MQ-8 Fire Scout demonstrates expeditionary capability during Navy exercise
The Navy’s MQ-8C Fire Scout recently supported an Expeditionary Advanced Base Operations (EABO) exercise off the coast of California, demonstrating its capability to transition from ship-to-shore in a maritime environment.
The MQ-8C Fire Scout participated in the Resolute Hunter exercise June 21-July 1, flying a total of 23 hours and proving the unmanned helicopter’s expeditionary use from land and across multiple ship classes.
Resolute Hunter is a joint and coalition large force exercise focused on training personnel on battle management, command and control and intelligence, surveillance and reconnaissance.
“Fire Scout is the Navy’s only unmanned helicopter with the ability to deploy from a ship or land with ISR&T at the extended range required for future warfighting,” said Capt. Dennis Monagle, Fire Scout program manager. “The system is vital in expeditionary use for situational awareness and critical decision-making.”
During the exercise, Helicopter Sea Combat Squadron (HSC) 23 successfully launched MQ-8C Fire Scout from Point Mugu and completed a hand-off to the detachment’s Portable Mission Control Station (MCS-P) at San Clemente Island. The portable MCS-P ground control station helps Fire Scout basing in austere locations on land, helipad operations in an advanced forward location, and logistics support from ship flight decks.
With the flexible MCS-P, Fire Scout has the ability to land on another ship or an expeditionary shore site where a runway is not feasible.
Fire Scout is currently deployed aboard USS Jackson (LCS-6) in the Indo-Pacific region.

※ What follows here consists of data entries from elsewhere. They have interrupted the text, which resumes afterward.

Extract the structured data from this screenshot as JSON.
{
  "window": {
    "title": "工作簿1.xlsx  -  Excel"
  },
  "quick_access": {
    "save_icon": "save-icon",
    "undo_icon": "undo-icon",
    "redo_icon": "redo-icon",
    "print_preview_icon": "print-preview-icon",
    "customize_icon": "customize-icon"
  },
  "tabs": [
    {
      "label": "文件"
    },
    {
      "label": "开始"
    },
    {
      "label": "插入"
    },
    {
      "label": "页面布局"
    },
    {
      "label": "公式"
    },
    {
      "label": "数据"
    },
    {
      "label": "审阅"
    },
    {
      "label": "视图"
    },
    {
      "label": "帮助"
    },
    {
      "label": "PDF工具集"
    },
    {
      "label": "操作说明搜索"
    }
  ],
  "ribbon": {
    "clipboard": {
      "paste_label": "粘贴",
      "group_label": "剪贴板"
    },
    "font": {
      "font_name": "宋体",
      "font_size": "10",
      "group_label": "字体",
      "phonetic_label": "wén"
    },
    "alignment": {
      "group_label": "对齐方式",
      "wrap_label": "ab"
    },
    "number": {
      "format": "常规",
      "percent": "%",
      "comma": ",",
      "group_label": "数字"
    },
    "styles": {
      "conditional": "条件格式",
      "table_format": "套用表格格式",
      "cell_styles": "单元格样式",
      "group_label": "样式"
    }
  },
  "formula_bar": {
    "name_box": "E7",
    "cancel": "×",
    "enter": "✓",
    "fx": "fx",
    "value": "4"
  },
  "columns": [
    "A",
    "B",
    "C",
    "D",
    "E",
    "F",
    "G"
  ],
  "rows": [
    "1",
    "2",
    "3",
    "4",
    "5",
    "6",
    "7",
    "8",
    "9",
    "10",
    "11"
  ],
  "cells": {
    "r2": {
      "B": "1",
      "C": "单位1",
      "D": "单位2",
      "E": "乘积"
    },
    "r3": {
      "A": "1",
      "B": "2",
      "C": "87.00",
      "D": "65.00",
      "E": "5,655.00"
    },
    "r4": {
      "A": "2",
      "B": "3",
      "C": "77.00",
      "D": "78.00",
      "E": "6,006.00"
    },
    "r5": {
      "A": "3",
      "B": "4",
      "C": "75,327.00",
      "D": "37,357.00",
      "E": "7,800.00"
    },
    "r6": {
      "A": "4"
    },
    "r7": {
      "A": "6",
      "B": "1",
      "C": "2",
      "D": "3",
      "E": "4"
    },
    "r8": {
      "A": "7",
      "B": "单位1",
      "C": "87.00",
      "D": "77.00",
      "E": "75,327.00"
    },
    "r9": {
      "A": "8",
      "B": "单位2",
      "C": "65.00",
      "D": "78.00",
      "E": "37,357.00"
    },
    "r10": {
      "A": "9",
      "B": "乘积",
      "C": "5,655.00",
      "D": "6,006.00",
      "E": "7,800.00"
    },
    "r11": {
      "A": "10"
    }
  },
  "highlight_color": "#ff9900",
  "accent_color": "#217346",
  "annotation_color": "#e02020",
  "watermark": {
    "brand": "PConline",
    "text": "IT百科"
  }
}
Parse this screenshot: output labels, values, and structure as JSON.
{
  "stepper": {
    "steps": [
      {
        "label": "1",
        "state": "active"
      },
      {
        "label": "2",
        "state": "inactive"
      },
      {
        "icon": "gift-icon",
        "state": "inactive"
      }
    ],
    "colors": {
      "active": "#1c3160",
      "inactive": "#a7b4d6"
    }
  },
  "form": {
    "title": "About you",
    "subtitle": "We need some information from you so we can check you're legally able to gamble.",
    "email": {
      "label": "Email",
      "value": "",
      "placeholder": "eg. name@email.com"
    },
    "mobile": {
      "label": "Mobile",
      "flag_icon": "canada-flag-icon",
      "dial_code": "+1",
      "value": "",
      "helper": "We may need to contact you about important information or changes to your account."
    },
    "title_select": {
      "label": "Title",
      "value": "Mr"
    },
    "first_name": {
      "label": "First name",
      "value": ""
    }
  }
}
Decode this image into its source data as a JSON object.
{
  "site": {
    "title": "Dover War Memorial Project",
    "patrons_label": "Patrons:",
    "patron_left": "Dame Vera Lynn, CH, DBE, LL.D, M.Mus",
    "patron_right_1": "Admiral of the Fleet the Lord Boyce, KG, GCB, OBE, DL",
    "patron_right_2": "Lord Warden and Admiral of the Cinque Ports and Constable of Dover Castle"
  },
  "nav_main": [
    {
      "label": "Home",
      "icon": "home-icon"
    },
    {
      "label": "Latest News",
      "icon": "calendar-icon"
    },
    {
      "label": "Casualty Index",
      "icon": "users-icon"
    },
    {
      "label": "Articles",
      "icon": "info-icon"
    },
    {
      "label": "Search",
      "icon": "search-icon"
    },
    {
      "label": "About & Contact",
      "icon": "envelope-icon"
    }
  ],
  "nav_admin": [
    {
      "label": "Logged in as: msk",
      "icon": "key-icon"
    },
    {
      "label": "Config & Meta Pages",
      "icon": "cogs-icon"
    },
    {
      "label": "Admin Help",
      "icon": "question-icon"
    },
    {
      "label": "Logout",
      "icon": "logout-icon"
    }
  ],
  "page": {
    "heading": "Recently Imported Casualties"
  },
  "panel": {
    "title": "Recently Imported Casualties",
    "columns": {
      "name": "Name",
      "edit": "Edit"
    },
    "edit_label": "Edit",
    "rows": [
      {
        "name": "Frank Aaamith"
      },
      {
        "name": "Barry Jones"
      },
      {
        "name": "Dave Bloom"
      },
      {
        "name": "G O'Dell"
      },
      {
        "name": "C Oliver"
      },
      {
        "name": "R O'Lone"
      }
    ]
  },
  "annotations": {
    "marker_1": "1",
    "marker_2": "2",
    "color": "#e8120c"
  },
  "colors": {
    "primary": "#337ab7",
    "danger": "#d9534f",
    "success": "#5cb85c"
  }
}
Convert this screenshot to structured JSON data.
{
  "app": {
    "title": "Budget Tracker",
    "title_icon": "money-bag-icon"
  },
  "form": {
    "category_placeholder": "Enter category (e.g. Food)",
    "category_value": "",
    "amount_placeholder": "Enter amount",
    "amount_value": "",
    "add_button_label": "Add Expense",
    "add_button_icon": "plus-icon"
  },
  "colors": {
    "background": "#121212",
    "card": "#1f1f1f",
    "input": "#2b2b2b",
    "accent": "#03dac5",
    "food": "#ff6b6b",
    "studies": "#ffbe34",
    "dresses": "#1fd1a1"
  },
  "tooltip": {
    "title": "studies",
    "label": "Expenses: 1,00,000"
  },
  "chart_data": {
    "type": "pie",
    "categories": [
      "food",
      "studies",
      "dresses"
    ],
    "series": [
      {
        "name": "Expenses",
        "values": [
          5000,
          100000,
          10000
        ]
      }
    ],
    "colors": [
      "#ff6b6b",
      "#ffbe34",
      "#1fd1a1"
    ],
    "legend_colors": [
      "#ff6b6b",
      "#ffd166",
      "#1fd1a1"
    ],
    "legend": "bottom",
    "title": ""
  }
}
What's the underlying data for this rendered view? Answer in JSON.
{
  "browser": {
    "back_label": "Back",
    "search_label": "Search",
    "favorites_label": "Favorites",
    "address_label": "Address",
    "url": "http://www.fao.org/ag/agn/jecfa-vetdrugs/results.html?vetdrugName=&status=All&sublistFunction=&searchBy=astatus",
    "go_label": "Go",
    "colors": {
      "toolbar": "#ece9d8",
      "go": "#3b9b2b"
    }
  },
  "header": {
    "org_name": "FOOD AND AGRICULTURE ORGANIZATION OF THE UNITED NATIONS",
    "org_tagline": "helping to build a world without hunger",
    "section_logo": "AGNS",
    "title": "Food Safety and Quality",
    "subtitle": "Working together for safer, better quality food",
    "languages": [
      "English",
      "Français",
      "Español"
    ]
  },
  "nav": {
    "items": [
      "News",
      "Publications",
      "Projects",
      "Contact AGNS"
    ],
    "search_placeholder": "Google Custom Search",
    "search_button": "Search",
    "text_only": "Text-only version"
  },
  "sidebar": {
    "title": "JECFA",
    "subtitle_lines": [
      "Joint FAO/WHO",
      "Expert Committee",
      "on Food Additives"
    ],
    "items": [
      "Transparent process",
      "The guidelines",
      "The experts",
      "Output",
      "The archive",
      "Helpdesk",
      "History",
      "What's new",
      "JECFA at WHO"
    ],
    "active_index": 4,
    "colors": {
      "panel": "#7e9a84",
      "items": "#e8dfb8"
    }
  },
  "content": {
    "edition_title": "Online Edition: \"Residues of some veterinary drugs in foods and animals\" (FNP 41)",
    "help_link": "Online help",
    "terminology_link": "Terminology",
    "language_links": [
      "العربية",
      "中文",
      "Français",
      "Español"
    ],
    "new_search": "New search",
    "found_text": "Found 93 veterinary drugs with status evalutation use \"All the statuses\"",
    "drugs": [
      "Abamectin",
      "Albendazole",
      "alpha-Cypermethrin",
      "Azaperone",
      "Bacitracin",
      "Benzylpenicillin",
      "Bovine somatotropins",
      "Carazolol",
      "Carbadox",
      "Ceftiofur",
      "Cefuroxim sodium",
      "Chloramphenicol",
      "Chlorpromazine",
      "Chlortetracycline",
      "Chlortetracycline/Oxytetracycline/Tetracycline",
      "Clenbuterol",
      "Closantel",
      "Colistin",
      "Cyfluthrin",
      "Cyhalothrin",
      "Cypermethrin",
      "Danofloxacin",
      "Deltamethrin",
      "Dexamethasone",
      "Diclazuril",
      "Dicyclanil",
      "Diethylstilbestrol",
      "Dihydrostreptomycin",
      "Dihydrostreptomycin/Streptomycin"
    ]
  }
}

The Navy plans to continue deployments aboard LCS with future deployments planned on Constellation-class guided-missile frigates and potential operations from shore sites under the EABO concept.